(Your instructions): If a line in the records below contains the word "term", copy it.
------ The records
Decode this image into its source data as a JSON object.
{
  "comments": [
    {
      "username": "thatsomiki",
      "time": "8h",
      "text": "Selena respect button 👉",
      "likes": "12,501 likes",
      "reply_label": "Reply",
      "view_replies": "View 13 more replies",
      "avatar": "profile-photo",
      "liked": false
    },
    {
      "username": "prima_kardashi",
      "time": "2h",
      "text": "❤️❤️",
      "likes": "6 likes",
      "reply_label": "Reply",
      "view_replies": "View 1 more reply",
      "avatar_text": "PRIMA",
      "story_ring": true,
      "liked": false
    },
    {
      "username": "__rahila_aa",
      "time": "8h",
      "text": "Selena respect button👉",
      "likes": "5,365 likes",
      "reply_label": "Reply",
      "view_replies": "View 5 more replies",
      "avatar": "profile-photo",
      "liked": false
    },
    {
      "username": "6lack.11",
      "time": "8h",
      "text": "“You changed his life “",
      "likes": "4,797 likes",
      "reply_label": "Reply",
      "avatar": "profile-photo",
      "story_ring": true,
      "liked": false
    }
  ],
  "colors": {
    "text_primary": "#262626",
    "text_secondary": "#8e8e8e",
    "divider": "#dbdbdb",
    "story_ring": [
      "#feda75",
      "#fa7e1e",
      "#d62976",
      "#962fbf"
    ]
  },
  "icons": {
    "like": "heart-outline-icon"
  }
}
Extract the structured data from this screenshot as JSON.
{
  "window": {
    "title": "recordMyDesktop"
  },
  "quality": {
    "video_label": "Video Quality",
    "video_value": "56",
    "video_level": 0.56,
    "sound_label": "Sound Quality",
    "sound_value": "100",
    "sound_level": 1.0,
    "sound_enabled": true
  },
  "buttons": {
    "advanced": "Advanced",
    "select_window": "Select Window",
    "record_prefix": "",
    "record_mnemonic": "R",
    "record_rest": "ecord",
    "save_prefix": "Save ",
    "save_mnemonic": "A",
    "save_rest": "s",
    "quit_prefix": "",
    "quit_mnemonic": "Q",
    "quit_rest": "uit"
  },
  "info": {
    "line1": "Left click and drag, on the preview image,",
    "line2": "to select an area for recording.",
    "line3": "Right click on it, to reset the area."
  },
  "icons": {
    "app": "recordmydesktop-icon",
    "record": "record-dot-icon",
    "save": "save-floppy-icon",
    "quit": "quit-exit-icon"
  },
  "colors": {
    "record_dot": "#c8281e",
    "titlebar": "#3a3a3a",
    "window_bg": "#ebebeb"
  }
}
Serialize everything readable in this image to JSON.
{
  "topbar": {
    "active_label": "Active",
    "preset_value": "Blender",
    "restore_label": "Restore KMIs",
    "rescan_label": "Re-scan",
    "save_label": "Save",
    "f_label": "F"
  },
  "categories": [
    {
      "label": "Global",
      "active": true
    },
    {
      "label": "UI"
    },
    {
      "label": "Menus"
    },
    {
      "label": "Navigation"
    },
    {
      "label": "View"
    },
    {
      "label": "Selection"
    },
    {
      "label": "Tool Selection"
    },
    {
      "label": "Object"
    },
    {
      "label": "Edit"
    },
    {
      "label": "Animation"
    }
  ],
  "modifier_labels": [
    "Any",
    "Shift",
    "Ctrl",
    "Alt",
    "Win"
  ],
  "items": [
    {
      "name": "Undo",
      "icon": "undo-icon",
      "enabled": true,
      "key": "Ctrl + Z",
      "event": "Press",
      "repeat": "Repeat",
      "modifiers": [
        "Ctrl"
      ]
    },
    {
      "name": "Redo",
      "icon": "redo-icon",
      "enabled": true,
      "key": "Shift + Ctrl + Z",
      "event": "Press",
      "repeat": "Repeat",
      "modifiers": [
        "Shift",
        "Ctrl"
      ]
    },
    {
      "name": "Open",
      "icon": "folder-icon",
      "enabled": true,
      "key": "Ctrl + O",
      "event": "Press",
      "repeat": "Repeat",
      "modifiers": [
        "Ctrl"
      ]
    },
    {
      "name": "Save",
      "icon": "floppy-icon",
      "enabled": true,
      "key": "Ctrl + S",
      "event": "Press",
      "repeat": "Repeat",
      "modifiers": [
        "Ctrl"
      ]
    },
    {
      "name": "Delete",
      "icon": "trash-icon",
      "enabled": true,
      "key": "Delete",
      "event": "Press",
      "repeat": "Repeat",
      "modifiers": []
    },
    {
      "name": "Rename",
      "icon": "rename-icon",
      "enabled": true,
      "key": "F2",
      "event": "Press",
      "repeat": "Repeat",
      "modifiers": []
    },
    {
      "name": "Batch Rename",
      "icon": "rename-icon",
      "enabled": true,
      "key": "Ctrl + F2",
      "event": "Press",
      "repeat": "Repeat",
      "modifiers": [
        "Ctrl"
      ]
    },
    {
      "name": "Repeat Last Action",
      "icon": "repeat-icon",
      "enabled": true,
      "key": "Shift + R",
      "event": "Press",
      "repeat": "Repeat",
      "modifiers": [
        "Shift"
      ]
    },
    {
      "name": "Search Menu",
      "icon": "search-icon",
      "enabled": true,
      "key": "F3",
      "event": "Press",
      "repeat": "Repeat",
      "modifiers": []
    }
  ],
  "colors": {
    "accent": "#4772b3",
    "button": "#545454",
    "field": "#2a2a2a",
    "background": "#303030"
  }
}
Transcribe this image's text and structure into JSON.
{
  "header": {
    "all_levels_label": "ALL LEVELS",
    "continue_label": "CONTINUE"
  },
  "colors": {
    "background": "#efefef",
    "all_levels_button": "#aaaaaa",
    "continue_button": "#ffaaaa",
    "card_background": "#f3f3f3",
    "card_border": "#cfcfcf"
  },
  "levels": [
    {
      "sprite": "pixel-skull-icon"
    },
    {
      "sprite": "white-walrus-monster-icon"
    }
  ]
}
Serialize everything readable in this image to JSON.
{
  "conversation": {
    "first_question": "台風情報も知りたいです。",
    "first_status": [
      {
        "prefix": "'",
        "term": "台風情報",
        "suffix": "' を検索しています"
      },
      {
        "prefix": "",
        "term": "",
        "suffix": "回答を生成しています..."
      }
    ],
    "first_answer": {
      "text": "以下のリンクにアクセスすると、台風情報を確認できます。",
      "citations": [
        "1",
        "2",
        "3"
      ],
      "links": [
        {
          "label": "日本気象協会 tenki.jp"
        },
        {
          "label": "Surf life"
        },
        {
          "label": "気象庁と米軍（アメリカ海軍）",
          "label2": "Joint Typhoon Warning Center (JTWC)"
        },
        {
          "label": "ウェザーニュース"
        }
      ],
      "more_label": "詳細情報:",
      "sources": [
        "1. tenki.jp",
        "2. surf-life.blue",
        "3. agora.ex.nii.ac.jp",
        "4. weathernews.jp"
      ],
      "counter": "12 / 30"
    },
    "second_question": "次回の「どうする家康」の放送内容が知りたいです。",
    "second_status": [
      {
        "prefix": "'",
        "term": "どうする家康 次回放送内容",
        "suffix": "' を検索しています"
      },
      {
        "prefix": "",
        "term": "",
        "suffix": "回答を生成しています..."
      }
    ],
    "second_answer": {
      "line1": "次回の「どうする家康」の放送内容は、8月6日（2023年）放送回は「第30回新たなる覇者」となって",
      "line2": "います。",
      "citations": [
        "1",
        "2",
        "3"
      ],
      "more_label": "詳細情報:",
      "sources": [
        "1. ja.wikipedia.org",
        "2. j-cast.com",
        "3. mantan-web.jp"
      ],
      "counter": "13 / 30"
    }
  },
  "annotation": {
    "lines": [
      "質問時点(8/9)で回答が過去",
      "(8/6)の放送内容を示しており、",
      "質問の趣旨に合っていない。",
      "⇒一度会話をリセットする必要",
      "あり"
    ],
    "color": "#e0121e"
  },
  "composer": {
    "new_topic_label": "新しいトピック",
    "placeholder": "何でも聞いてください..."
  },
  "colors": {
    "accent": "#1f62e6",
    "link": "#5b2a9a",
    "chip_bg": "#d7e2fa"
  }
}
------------
(Output for this task):
        "term": "台風情報",
        "term": "",
        "term": "どうする家康 次回放送内容",
        "term": "",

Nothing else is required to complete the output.